Things have been a bit quiet here on the blog as I took a break, a slightly longer one than I intended. We’re back home once more as we relocated from Goa to Kochi (Kerala) and process of packing, moving, unpacking and settling in took so much longer than we anticipated. What with plumbers, carpenters, electricians and handymen who never turned up when they were supposed to and slowly getting used to big city life once again, blogging took a back seat for a while.
The recipe request from VERO was the push I needed to get me back to regular blogging, so here I am, again. I’m more of tea drinker than a coffee lover but these days, I find myself nursing a hot cup of coffee more often than I used to. I’m developing a stronger liking for coffee, so I often make myself a cup whenever my coffee loving husband has one.
The extraordinarily hot summer this year has meant that hot tea and coffee are not exactly the best choices at this time of the year. It’s been so hot here that it touched 42C here last week before the rains arrived. I’ve been foregoing my routine afternoon cuppa because the kitchen has been the last place I want to be in.
VERO’s request was an opportunity to come up with a different way to have my coffee, without spending too much time in a warm kitchen. Inspiration struck in the form of a coffee based frozen dessert.
A Semifreddo is a melt-in-the-mouth velvety textured Italian frozen dessert that is somewhere between a frozen mousse and an icecream.

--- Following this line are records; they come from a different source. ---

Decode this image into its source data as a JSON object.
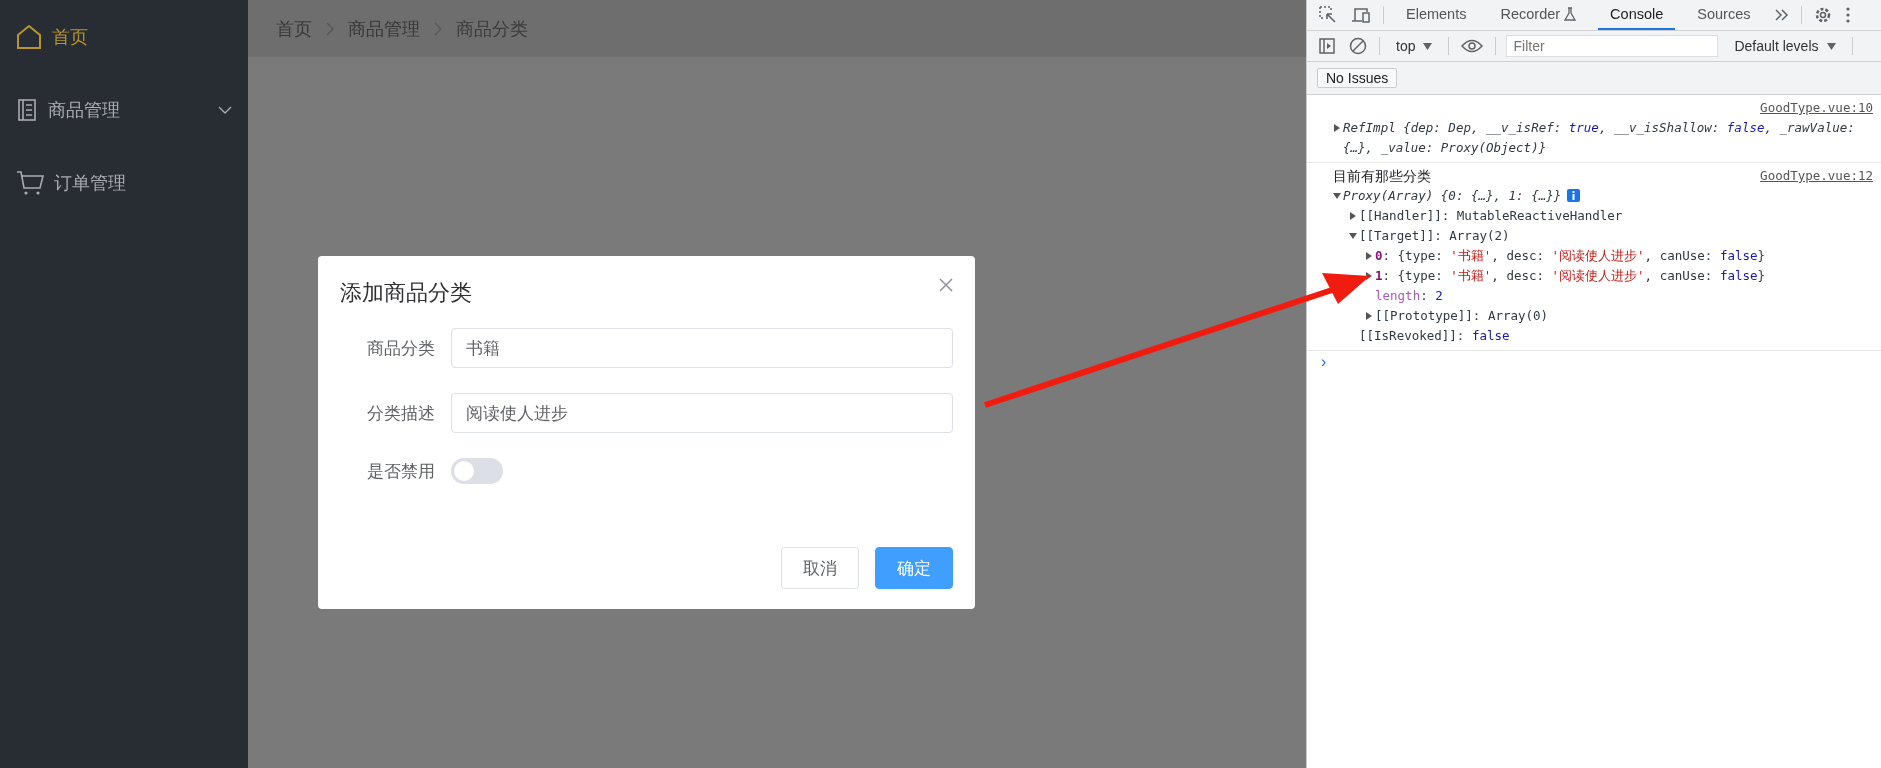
{
  "sidebar": {
    "items": [
      {
        "label": "首页",
        "kind": "item",
        "selected": true
      },
      {
        "label": "商品管理",
        "kind": "submenu",
        "selected": false,
        "expanded": false
      },
      {
        "label": "订单管理",
        "kind": "item",
        "selected": false
      }
    ]
  },
  "breadcrumb": [
    "首页",
    "商品管理",
    "商品分类"
  ],
  "dialog": {
    "title": "添加商品分类",
    "fields": [
      {
        "label": "商品分类",
        "kind": "input",
        "value": "书籍"
      },
      {
        "label": "分类描述",
        "kind": "input",
        "value": "阅读使人进步"
      },
      {
        "label": "是否禁用",
        "kind": "switch",
        "on": false
      }
    ],
    "buttons": [
      {
        "label": "取消",
        "kind": "default"
      },
      {
        "label": "确定",
        "kind": "primary"
      }
    ]
  },
  "devtools": {
    "tabs": [
      {
        "label": "Elements",
        "selected": false,
        "kind": "plain"
      },
      {
        "label": "Recorder",
        "selected": false,
        "kind": "flask"
      },
      {
        "label": "Console",
        "selected": true,
        "kind": "plain"
      },
      {
        "label": "Sources",
        "selected": false,
        "kind": "plain"
      }
    ],
    "context": "top",
    "filter": {
      "placeholder": "Filter"
    },
    "levels": "Default levels",
    "issues": "No Issues",
    "entries": [
      {
        "source": "GoodType.vue:10",
        "tree": [
          {
            "expanded": false,
            "kind": "node",
            "italic": true,
            "segments": [
              {
                "text": "RefImpl {dep: Dep, __v_isRef: ",
                "kind": "plain"
              },
              {
                "text": "true",
                "kind": "keyword"
              },
              {
                "text": ", __v_isShallow: ",
                "kind": "plain"
              },
              {
                "text": "false",
                "kind": "keyword"
              },
              {
                "text": ", _rawValue: {…}, _value: Proxy(Object)}",
                "kind": "plain"
              }
            ]
          }
        ]
      },
      {
        "source": "GoodType.vue:12",
        "message": "目前有那些分类",
        "tree": [
          {
            "expanded": true,
            "kind": "node",
            "italic": true,
            "info": true,
            "segments": [
              {
                "text": "Proxy(Array) {0: {…}, 1: {…}}",
                "kind": "plain"
              }
            ],
            "children": [
              {
                "expanded": false,
                "kind": "node",
                "segments": [
                  {
                    "text": "[[Handler]]: MutableReactiveHandler",
                    "kind": "plain"
                  }
                ]
              },
              {
                "expanded": true,
                "kind": "node",
                "segments": [
                  {
                    "text": "[[Target]]: Array(2)",
                    "kind": "plain"
                  }
                ],
                "children": [
                  {
                    "expanded": false,
                    "kind": "node",
                    "segments": [
                      {
                        "text": "0",
                        "kind": "key"
                      },
                      {
                        "text": ": {type: ",
                        "kind": "plain"
                      },
                      {
                        "text": "'书籍'",
                        "kind": "string"
                      },
                      {
                        "text": ", desc: ",
                        "kind": "plain"
                      },
                      {
                        "text": "'阅读使人进步'",
                        "kind": "string"
                      },
                      {
                        "text": ", canUse: ",
                        "kind": "plain"
                      },
                      {
                        "text": "false",
                        "kind": "keyword"
                      },
                      {
                        "text": "}",
                        "kind": "plain"
                      }
                    ]
                  },
                  {
                    "expanded": false,
                    "kind": "node",
                    "segments": [
                      {
                        "text": "1",
                        "kind": "key"
                      },
                      {
                        "text": ": {type: ",
                        "kind": "plain"
                      },
                      {
                        "text": "'书籍'",
                        "kind": "string"
                      },
                      {
                        "text": ", desc: ",
                        "kind": "plain"
                      },
                      {
                        "text": "'阅读使人进步'",
                        "kind": "string"
                      },
                      {
                        "text": ", canUse: ",
                        "kind": "plain"
                      },
                      {
                        "text": "false",
                        "kind": "keyword"
                      },
                      {
                        "text": "}",
                        "kind": "plain"
                      }
                    ]
                  },
                  {
                    "kind": "leaf",
                    "segments": [
                      {
                        "text": "length",
                        "kind": "prop"
                      },
                      {
                        "text": ": ",
                        "kind": "plain"
                      },
                      {
                        "text": "2",
                        "kind": "keyword"
                      }
                    ]
                  },
                  {
                    "expanded": false,
                    "kind": "node",
                    "segments": [
                      {
                        "text": "[[Prototype]]: Array(0)",
                        "kind": "plain"
                      }
                    ]
                  }
                ]
              },
              {
                "kind": "leaf",
                "segments": [
                  {
                    "text": "[[IsRevoked]]: ",
                    "kind": "plain"
                  },
                  {
                    "text": "false",
                    "kind": "keyword"
                  }
                ]
              }
            ]
          }
        ]
      }
    ],
    "prompt": "›"
  }
}
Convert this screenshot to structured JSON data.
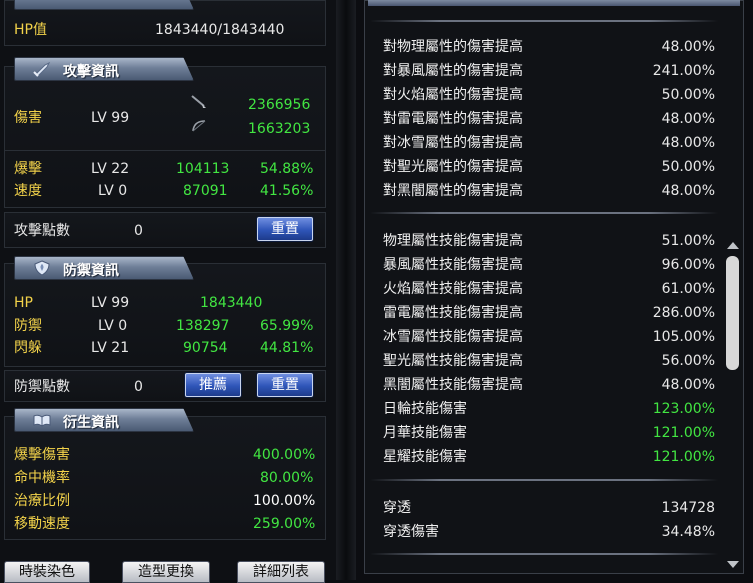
{
  "left": {
    "hp_label": "HP值",
    "hp_value": "1843440/1843440",
    "attack": {
      "title": "攻擊資訊",
      "damage_label": "傷害",
      "damage_lv": "LV 99",
      "damage_val1": "2366956",
      "damage_val2": "1663203",
      "crit_label": "爆擊",
      "crit_lv": "LV 22",
      "crit_val": "104113",
      "crit_pct": "54.88%",
      "speed_label": "速度",
      "speed_lv": "LV 0",
      "speed_val": "87091",
      "speed_pct": "41.56%",
      "points_label": "攻擊點數",
      "points_val": "0",
      "reset_label": "重置"
    },
    "defense": {
      "title": "防禦資訊",
      "hp_label": "HP",
      "hp_lv": "LV 99",
      "hp_val": "1843440",
      "def_label": "防禦",
      "def_lv": "LV 0",
      "def_val": "138297",
      "def_pct": "65.99%",
      "eva_label": "閃躲",
      "eva_lv": "LV 21",
      "eva_val": "90754",
      "eva_pct": "44.81%",
      "points_label": "防禦點數",
      "points_val": "0",
      "recommend_label": "推薦",
      "reset_label": "重置"
    },
    "derived": {
      "title": "衍生資訊",
      "rows": [
        {
          "label": "爆擊傷害",
          "value": "400.00%"
        },
        {
          "label": "命中機率",
          "value": "80.00%"
        },
        {
          "label": "治療比例",
          "value": "100.00%"
        },
        {
          "label": "移動速度",
          "value": "259.00%"
        }
      ]
    },
    "bottom_buttons": [
      "時裝染色",
      "造型更換",
      "詳細列表"
    ]
  },
  "right": {
    "group1": [
      {
        "label": "對物理屬性的傷害提高",
        "value": "48.00%"
      },
      {
        "label": "對暴風屬性的傷害提高",
        "value": "241.00%"
      },
      {
        "label": "對火焰屬性的傷害提高",
        "value": "50.00%"
      },
      {
        "label": "對雷電屬性的傷害提高",
        "value": "48.00%"
      },
      {
        "label": "對冰雪屬性的傷害提高",
        "value": "48.00%"
      },
      {
        "label": "對聖光屬性的傷害提高",
        "value": "50.00%"
      },
      {
        "label": "對黑闇屬性的傷害提高",
        "value": "48.00%"
      }
    ],
    "group2": [
      {
        "label": "物理屬性技能傷害提高",
        "value": "51.00%"
      },
      {
        "label": "暴風屬性技能傷害提高",
        "value": "96.00%"
      },
      {
        "label": "火焰屬性技能傷害提高",
        "value": "61.00%"
      },
      {
        "label": "雷電屬性技能傷害提高",
        "value": "286.00%"
      },
      {
        "label": "冰雪屬性技能傷害提高",
        "value": "105.00%"
      },
      {
        "label": "聖光屬性技能傷害提高",
        "value": "56.00%"
      },
      {
        "label": "黑闇屬性技能傷害提高",
        "value": "48.00%"
      },
      {
        "label": "日輪技能傷害",
        "value": "123.00%"
      },
      {
        "label": "月華技能傷害",
        "value": "121.00%"
      },
      {
        "label": "星耀技能傷害",
        "value": "121.00%"
      }
    ],
    "group3": [
      {
        "label": "穿透",
        "value": "134728"
      },
      {
        "label": "穿透傷害",
        "value": "34.48%"
      }
    ]
  },
  "colors": {
    "label_yellow": "#f2d24a",
    "value_green": "#42e642",
    "button_blue": "#2f55b8"
  }
}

The word “Semifreddo” in Italian means “half cold” but a Semifreddo is quite cold but doesn’t freeze until hard like ice-cream. Three components make up a Semifreddo – whipped cream (must be airy), Zabaglione (an eggcustard with flavouring) and whipped egg whites are folded together into a light and airy mixture and frozen in a loaf pan.
Once it has set firm (not frozen), Semifreddo is sliced and served as it is, with fresh fruit, fresh fruit compote or dessert sauces. It can also be served with amaretti (almond cookies) or pignol (pine nut topped cookies). Semifreddo can also be set in moulds or ramekins, or serve them in glasses or tea cups. Semifreddo can be flavoured in a lot of different ways making it quite versatile.
Semifreddo supposedly came into being sometime in the late 19th century and some people believe that it evolved from the French dessert, Parfait. Others credit the Semifreddo to the Italian inventor of icecream, Buontalenti, who apparently decided to freeze sweet cream with snow and ice, and believe Caterina De’Medici introduced it to the court of France.
I’ve also added coarsely crushed peanut brittle or chikki as it is known in India (store bought) to the Semifreddo to give it some crunch. You could substitute the peanut brittle with toasted almonds or hazelnuts which pair well with coffee.
To ensure that a Semifreddo has a light and creamy texture, it is important to consider a couple of things. The cream must be very cold, and it’s even better if you can chill the bowl and beaters so that enough air can be incorporated into the whipped cream. It is equally important not to over whip the cream, so it must be whipped only till soft and fluffy. Also, chill the custard and then beat it till light and fluffy as well so air gets incorporated into this element as well. If the use of alcohol is not a problem, then the addition of a little rum perhaps will ensure that ice crystals do not form in the Semifreddo. I use home-made Vanilla extract which is made with vodka so do not add alcohol.